Years later, my experience proved excellent fodder for the first chapter of my first book and sparked an interest in going along to the occasional ghost hunt. My novel is not a ghost story, but investigating the paranormal is a passion of one of my characters and I wanted to write about his experiences with a degree of knowledge. I can now proudly admit to sitting in creepy, freezing buildings in the middle of the night with groups of people who are fascinated in anything unexplainable. I have discovered that there is a whole collection of scientific equipment that is regularly used for hunting ghosts and a host of people who profess to talk to them directly. I have also added a few more weird stories to my collection.

Having a good imagination is crucial to writing fiction, but you also have to do your research. It helps to know exactly how it feels to be alone in the dark in a supposedly haunted location before you can write about it convincingly. If you can recreate the situation in your head, you can explain how the darkness feels claustrophobic, how your body reacts to feeling nervous and how your mind can play tricks on you.

Personal experience is the best way to understand something and, one of the reasons why I love writing so much is that it gives me an excellent excuse to research lots of subjects that I find interesting.

So, if you ever want to write a ghost story, or a tale about paranormal kitchen utensils, I might be able to help.

 

S

Wear your underpants on the outside

Why do superheroes wear capes? Do they really need them to fly? Maybe they add the necessary aerodynamic lift to propel Superman and Batman off the ground, but personally I think it’s more about their image. A cape is cool.

Earlier this week, I read my brother’s blog (www.themanatthefront.com) with interest, as his up and coming rock band struggle to find their image. First impressions count and they need to connect with their audience as soon as they walk out on stage, so they are thinking carefully about their costumes.

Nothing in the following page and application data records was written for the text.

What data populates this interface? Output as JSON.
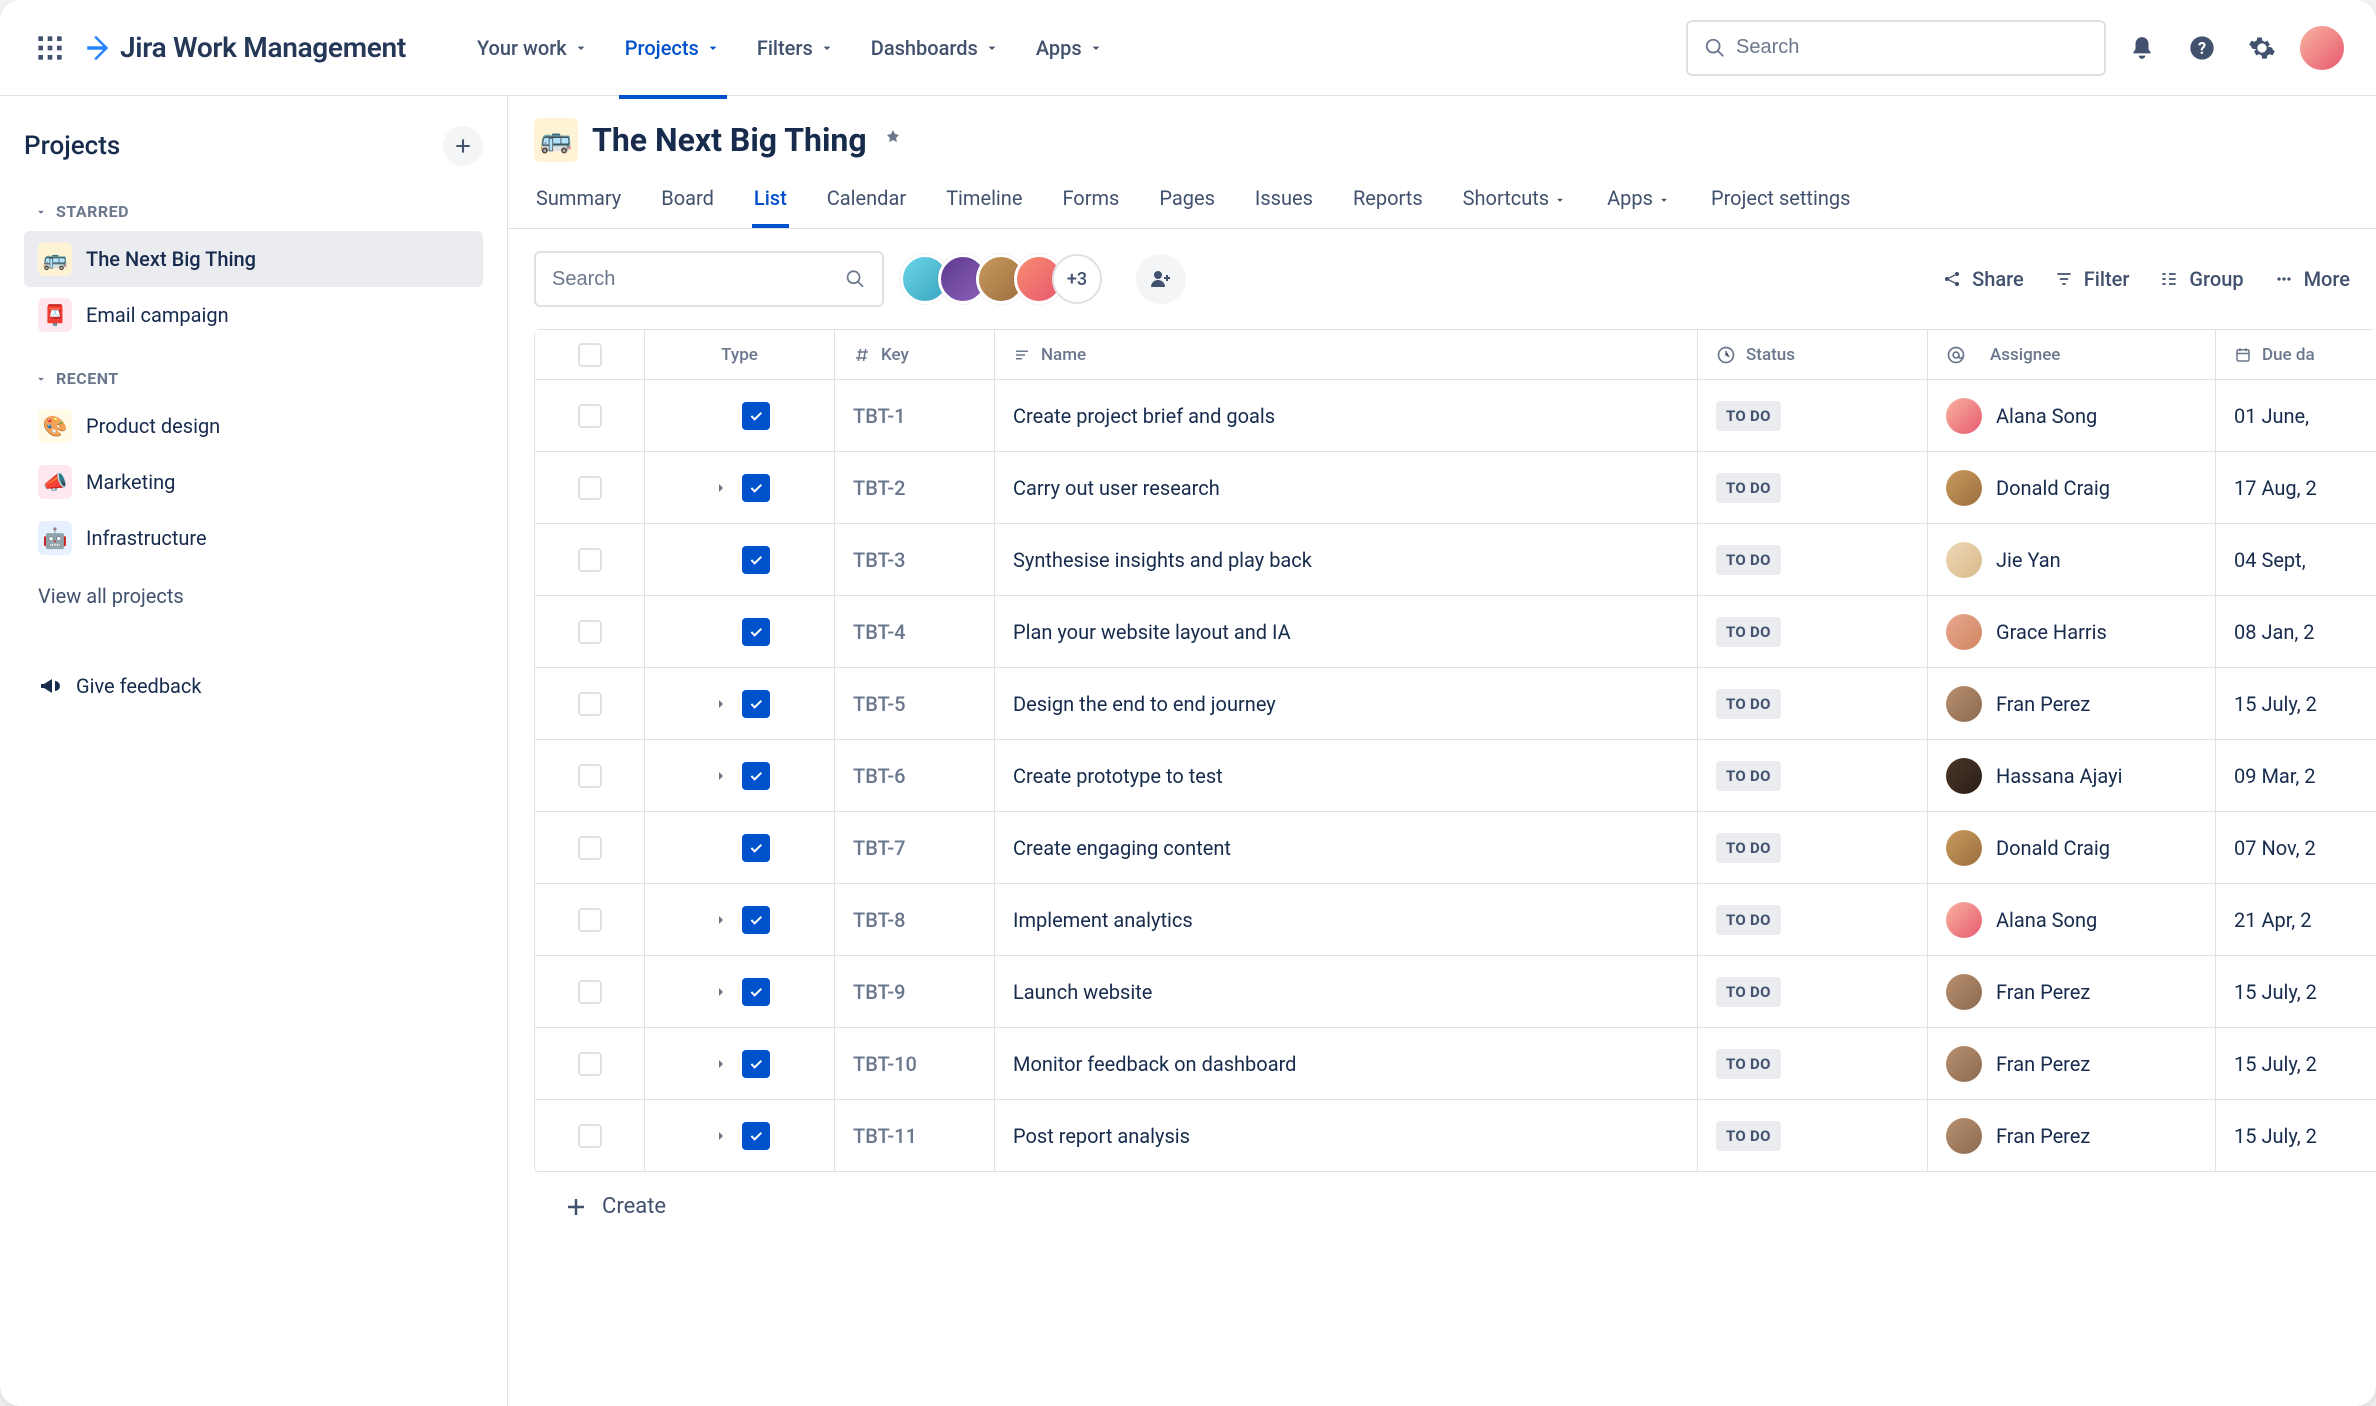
{
  "app": {
    "name": "Jira Work Management",
    "search_placeholder": "Search"
  },
  "topnav": {
    "items": [
      {
        "label": "Your work",
        "active": false,
        "dropdown": true
      },
      {
        "label": "Projects",
        "active": true,
        "dropdown": true
      },
      {
        "label": "Filters",
        "active": false,
        "dropdown": true
      },
      {
        "label": "Dashboards",
        "active": false,
        "dropdown": true
      },
      {
        "label": "Apps",
        "active": false,
        "dropdown": true
      }
    ]
  },
  "sidebar": {
    "title": "Projects",
    "sections": {
      "starred_label": "STARRED",
      "recent_label": "RECENT"
    },
    "starred": [
      {
        "label": "The Next Big Thing",
        "icon": "🚌",
        "iconClass": "i-bus",
        "active": true
      },
      {
        "label": "Email campaign",
        "icon": "📮",
        "iconClass": "i-mail",
        "active": false
      }
    ],
    "recent": [
      {
        "label": "Product design",
        "icon": "🎨",
        "iconClass": "i-design"
      },
      {
        "label": "Marketing",
        "icon": "📣",
        "iconClass": "i-mkt"
      },
      {
        "label": "Infrastructure",
        "icon": "🤖",
        "iconClass": "i-infra"
      }
    ],
    "view_all": "View all projects",
    "feedback": "Give feedback"
  },
  "project": {
    "icon": "🚌",
    "title": "The Next Big Thing",
    "tabs": [
      {
        "label": "Summary"
      },
      {
        "label": "Board"
      },
      {
        "label": "List",
        "active": true
      },
      {
        "label": "Calendar"
      },
      {
        "label": "Timeline"
      },
      {
        "label": "Forms"
      },
      {
        "label": "Pages"
      },
      {
        "label": "Issues"
      },
      {
        "label": "Reports"
      },
      {
        "label": "Shortcuts",
        "dropdown": true
      },
      {
        "label": "Apps",
        "dropdown": true
      },
      {
        "label": "Project settings"
      }
    ]
  },
  "toolbar": {
    "search_placeholder": "Search",
    "avatar_more": "+3",
    "actions": {
      "share": "Share",
      "filter": "Filter",
      "group": "Group",
      "more": "More"
    }
  },
  "table": {
    "columns": {
      "type": "Type",
      "key": "Key",
      "name": "Name",
      "status": "Status",
      "assignee": "Assignee",
      "due": "Due da"
    },
    "rows": [
      {
        "key": "TBT-1",
        "name": "Create project brief and goals",
        "status": "TO DO",
        "assignee": "Alana Song",
        "avClass": "aa1",
        "due": "01 June,",
        "expandable": false
      },
      {
        "key": "TBT-2",
        "name": "Carry out user research",
        "status": "TO DO",
        "assignee": "Donald Craig",
        "avClass": "aa2",
        "due": "17 Aug, 2",
        "expandable": true
      },
      {
        "key": "TBT-3",
        "name": "Synthesise insights and play back",
        "status": "TO DO",
        "assignee": "Jie Yan",
        "avClass": "aa3",
        "due": "04 Sept,",
        "expandable": false
      },
      {
        "key": "TBT-4",
        "name": "Plan your website layout and IA",
        "status": "TO DO",
        "assignee": "Grace Harris",
        "avClass": "aa4",
        "due": "08 Jan, 2",
        "expandable": false
      },
      {
        "key": "TBT-5",
        "name": "Design the end to end journey",
        "status": "TO DO",
        "assignee": "Fran Perez",
        "avClass": "aa5",
        "due": "15 July, 2",
        "expandable": true
      },
      {
        "key": "TBT-6",
        "name": "Create prototype to test",
        "status": "TO DO",
        "assignee": "Hassana Ajayi",
        "avClass": "aa6",
        "due": "09 Mar, 2",
        "expandable": true
      },
      {
        "key": "TBT-7",
        "name": "Create engaging content",
        "status": "TO DO",
        "assignee": "Donald Craig",
        "avClass": "aa2",
        "due": "07 Nov, 2",
        "expandable": false
      },
      {
        "key": "TBT-8",
        "name": "Implement analytics",
        "status": "TO DO",
        "assignee": "Alana Song",
        "avClass": "aa1",
        "due": "21 Apr, 2",
        "expandable": true
      },
      {
        "key": "TBT-9",
        "name": "Launch website",
        "status": "TO DO",
        "assignee": "Fran Perez",
        "avClass": "aa5",
        "due": "15 July, 2",
        "expandable": true
      },
      {
        "key": "TBT-10",
        "name": "Monitor feedback on dashboard",
        "status": "TO DO",
        "assignee": "Fran Perez",
        "avClass": "aa5",
        "due": "15 July, 2",
        "expandable": true
      },
      {
        "key": "TBT-11",
        "name": "Post report analysis",
        "status": "TO DO",
        "assignee": "Fran Perez",
        "avClass": "aa5",
        "due": "15 July, 2",
        "expandable": true
      }
    ],
    "create": "Create"
  }
}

But, you don’t need to be in a rock band to wear a costume. We all have different guises every day of the week. A few days ago I met a sculptor who, by day, masquerades as a tiler. I once worked with a press officer who became a professional ballroom dancer at the weekend and, years ago I knew a cake shop owner who posed for saucy photos in a men’s magazine.

People are rarely what they initially appear and it can be short sighted to judge a book by its cover. The most interesting people are often those who are completely different to what you first perceive, take Clark Kent and Indiana Jones for example.

In fiction, characters go on their journey through the plot and often end up as different people at the end, just as we do in real life. Our past influences our present, which in turn shapes our future and morphs us into different people.

Jane Austen’s, Elizabeth Bennet is a perfect example of character who gradually transforms from a person who spends her days crocheting, to a feisty female who knows her mind and her heart.

In my own novel, one of my lead characters appears confident and aloof, but wears her persona as a mask to cover her insecurities and the difficulties in her past. She has chosen it as a costume to influence how people perceive her. How many of us do that?

So, do Superman and Batman really wear those capes to help them fly or to make them look cool? I’ve no idea, but I want one.

 

S